Oyster Bay Town Supervisor John Venditto urges residents to remember what he calls “America’s most unique holiday,” Flag Day, June 14, and to take the occasion to celebrate our nation’s most glorious symbol.
“To my knowledge, the United States is still the only country that has a special day set aside to celebrate its flag,” Supervisor Venditto said. “Unfortunately, many Americans don’t know that we have a special day, designated to celebrate our nation’s flag. Being a history buff, I always like sharing the genesis of Flag Day because it brings the occasion into focus.
“B.J. Cigrand, a Wisconsin school teacher, is generally credited with originating the idea of a specific day to celebrate our flag,” Supervisor Venditto said. “In 1885, he arranged for the students in his school district to observe June 14th, the 108th anniversary of the official adoption of the Stars and Stripes, as ‘Flag Birthday.’ Following that observance, Cigrand continued to promote ‘Flag Birthday’ or ‘Flag Day’ in numerous newspaper and magazine articles and public speeches.
“One of the people who was moved by Cigrand’s idea was George Balch, a New York City kindergarten teacher. On April 25, 1889, he led a Flag Day ceremony for students at his school. Subsequently, the New York City Board of Education incorporated the observance of Flag Day into the school calendar. One by one, other organizations and institutions in New York State and Pennsylvania also began observing Flag Day.
“Another important milestone in the development of Flag Day took place in Philadelphia. At the suggestion of Colonel J. Granville Leach, the then historian of the Pennsylvania Sons of the Revolution, the Pennsylvania Society of Colonial Dames of America adopted a resolution on April 25, 1893, requesting the Mayor of Philadelphia and all others in authority, as well as private citizens, to display the flag on June 14,” Supervisor Venditto said. “Leach also recommended that, thereafter, the day be known as ‘Flag Day’ and that school children be assembled for appropriate ceremonies with each child given a small flag. On May 8, the Board of Managers of the Pennsylvania Sons of the Revolution endorsed the action of the Colonial Dames, which prompted Philadelphia Superintendent of Schools Dr. Edward Brooks to direct that Flag Day exercises be held on June 14 in Independence Square. School children, each carrying a small flag, were assembled, patriotic songs were sung and speeches were delivered.

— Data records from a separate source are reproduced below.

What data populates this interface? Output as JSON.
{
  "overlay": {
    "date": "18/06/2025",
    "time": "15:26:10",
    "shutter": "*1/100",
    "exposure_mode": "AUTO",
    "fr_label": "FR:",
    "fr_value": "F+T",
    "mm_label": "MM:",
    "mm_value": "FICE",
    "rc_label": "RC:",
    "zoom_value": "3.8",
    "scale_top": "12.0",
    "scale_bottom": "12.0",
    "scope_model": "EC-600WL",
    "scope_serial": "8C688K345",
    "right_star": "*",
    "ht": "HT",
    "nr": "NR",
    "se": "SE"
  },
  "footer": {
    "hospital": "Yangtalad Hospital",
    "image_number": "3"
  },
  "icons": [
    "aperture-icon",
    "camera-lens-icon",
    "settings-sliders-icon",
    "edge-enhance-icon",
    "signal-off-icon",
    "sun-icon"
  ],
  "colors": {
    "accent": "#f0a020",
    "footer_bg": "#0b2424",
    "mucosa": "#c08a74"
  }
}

“In 1894, the Governor of New York, Roswell P. Flower, directed that on June 14, the flag be displayed on all public buildings. With B.J. Cigrand and Leroy Van Horn as the moving spirits, an Illinois organization known as the American Flag Day Association was organized for the purpose of promoting the holding of Flag Day exercises. Under the auspices of this organization, the Chicago School District held the first general public school celebration of Flag Day on June 14, 1898, with more than 300,000 children participating.”

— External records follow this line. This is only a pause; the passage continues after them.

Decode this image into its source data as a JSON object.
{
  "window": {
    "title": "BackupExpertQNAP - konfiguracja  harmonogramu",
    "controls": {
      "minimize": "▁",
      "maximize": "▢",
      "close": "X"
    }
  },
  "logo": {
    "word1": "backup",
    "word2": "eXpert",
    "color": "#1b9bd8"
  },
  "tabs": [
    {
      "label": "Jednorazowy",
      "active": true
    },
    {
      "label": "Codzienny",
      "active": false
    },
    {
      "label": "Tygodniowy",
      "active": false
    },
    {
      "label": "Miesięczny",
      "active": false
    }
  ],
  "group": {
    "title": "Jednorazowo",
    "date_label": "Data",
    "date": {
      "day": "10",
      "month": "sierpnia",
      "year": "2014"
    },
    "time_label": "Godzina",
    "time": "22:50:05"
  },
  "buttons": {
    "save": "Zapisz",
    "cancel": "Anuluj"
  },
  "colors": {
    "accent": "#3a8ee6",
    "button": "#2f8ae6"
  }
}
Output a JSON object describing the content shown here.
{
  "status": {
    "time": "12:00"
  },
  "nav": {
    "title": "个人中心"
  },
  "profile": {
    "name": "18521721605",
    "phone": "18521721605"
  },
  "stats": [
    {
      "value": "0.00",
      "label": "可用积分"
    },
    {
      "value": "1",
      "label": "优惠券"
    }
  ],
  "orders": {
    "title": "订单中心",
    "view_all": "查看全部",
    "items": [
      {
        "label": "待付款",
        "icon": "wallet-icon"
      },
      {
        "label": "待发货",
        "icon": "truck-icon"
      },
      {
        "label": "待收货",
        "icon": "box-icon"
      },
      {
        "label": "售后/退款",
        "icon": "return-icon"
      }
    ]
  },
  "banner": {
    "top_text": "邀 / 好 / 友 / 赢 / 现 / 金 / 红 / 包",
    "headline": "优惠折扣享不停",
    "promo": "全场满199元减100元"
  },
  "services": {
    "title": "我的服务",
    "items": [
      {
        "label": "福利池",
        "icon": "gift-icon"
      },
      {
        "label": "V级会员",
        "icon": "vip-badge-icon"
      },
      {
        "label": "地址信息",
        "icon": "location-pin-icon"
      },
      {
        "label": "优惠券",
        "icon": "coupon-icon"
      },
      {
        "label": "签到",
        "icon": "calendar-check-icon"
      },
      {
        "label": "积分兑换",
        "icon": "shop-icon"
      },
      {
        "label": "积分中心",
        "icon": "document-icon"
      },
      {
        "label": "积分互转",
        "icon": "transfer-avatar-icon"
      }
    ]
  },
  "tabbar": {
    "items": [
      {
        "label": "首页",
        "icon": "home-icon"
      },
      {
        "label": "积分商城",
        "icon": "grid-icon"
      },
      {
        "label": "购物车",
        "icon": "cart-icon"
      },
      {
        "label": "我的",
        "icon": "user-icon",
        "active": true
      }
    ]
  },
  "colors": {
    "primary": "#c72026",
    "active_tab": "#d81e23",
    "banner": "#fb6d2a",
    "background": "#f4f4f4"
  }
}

The supervisor went on to say that in the ensuing years, the observance of Flag Day remained informal, although more public officials began encouraging Flag Day activities. In 1916, President Woodrow Wilson issued the first Flag Day proclamation, but it wasn’t until August 3, 1949, that President Harry Truman signed an Act of Congress designating June 14 as National Flag Day.

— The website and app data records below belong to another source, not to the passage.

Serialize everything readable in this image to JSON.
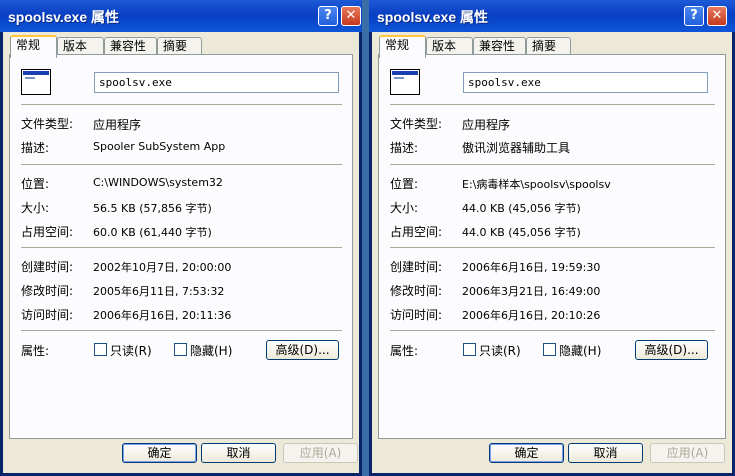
{
  "windows": [
    {
      "title": "spoolsv.exe 属性",
      "help_icon": "?",
      "close_icon": "✕",
      "tabs": [
        "常规",
        "版本",
        "兼容性",
        "摘要"
      ],
      "file_name": "spoolsv.exe",
      "type_label": "文件类型:",
      "type_value": "应用程序",
      "desc_label": "描述:",
      "desc_value": "Spooler SubSystem App",
      "location_label": "位置:",
      "location_value": "C:\\WINDOWS\\system32",
      "size_label": "大小:",
      "size_value": "56.5 KB (57,856 字节)",
      "disk_label": "占用空间:",
      "disk_value": "60.0 KB (61,440 字节)",
      "created_label": "创建时间:",
      "created_value": "2002年10月7日, 20:00:00",
      "modified_label": "修改时间:",
      "modified_value": "2005年6月11日, 7:53:32",
      "accessed_label": "访问时间:",
      "accessed_value": "2006年6月16日, 20:11:36",
      "attr_label": "属性:",
      "readonly_label": "只读(R)",
      "hidden_label": "隐藏(H)",
      "advanced_label": "高级(D)...",
      "ok_label": "确定",
      "cancel_label": "取消",
      "apply_label": "应用(A)"
    },
    {
      "title": "spoolsv.exe 属性",
      "help_icon": "?",
      "close_icon": "✕",
      "tabs": [
        "常规",
        "版本",
        "兼容性",
        "摘要"
      ],
      "file_name": "spoolsv.exe",
      "type_label": "文件类型:",
      "type_value": "应用程序",
      "desc_label": "描述:",
      "desc_value": "傲讯浏览器辅助工具",
      "location_label": "位置:",
      "location_value": "E:\\病毒样本\\spoolsv\\spoolsv",
      "size_label": "大小:",
      "size_value": "44.0 KB (45,056 字节)",
      "disk_label": "占用空间:",
      "disk_value": "44.0 KB (45,056 字节)",
      "created_label": "创建时间:",
      "created_value": "2006年6月16日, 19:59:30",
      "modified_label": "修改时间:",
      "modified_value": "2006年3月21日, 16:49:00",
      "accessed_label": "访问时间:",
      "accessed_value": "2006年6月16日, 20:10:26",
      "attr_label": "属性:",
      "readonly_label": "只读(R)",
      "hidden_label": "隐藏(H)",
      "advanced_label": "高级(D)...",
      "ok_label": "确定",
      "cancel_label": "取消",
      "apply_label": "应用(A)"
    }
  ]
}
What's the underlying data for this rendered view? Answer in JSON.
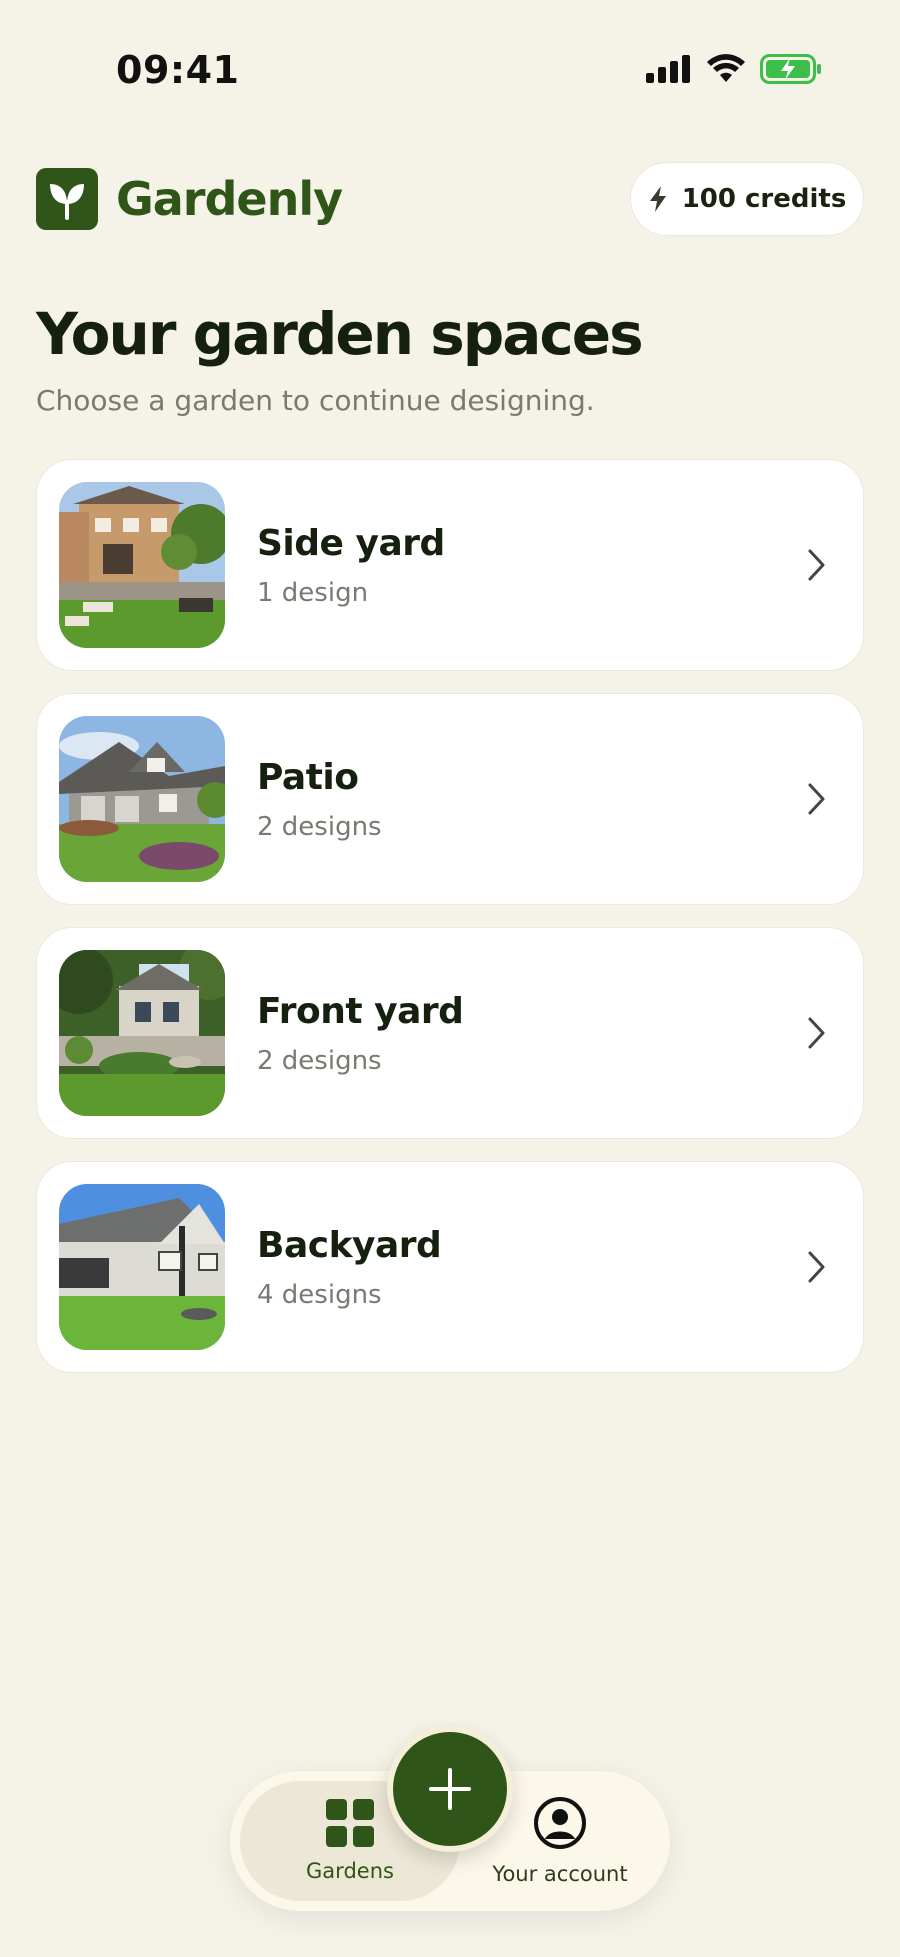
{
  "status_bar": {
    "time": "09:41"
  },
  "header": {
    "brand": "Gardenly",
    "credits_label": "100 credits"
  },
  "main": {
    "title": "Your garden spaces",
    "subtitle": "Choose a garden to continue designing.",
    "gardens": [
      {
        "name": "Side yard",
        "designs": "1 design"
      },
      {
        "name": "Patio",
        "designs": "2 designs"
      },
      {
        "name": "Front yard",
        "designs": "2 designs"
      },
      {
        "name": "Backyard",
        "designs": "4 designs"
      }
    ]
  },
  "bottom_nav": {
    "gardens_label": "Gardens",
    "account_label": "Your account"
  },
  "colors": {
    "brand": "#2f5518",
    "background": "#f5f2e8",
    "card": "#ffffff",
    "battery": "#3bbf4a"
  },
  "icons": [
    "signal-icon",
    "wifi-icon",
    "battery-charging-icon",
    "leaf-logo-icon",
    "lightning-icon",
    "chevron-right-icon",
    "grid-icon",
    "user-circle-icon",
    "plus-icon"
  ]
}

“I doubt our forefathers ever dreamed that the flag they approved would become not only our nation’s defining symbol, but one recognized around the world,” Supervisor Venditto stated. “It is the true standard that represents the highest ideals of American democracy. In the words of President Woodrow Wilson, “”The flag of the United States has not been created by rhetorical sentences in declarations of independence and in bills of rights. It has been created by the experience of a great people, and nothing is written upon it that has not been written by their life. It is the embodiment, not of a sentiment, but of a history.”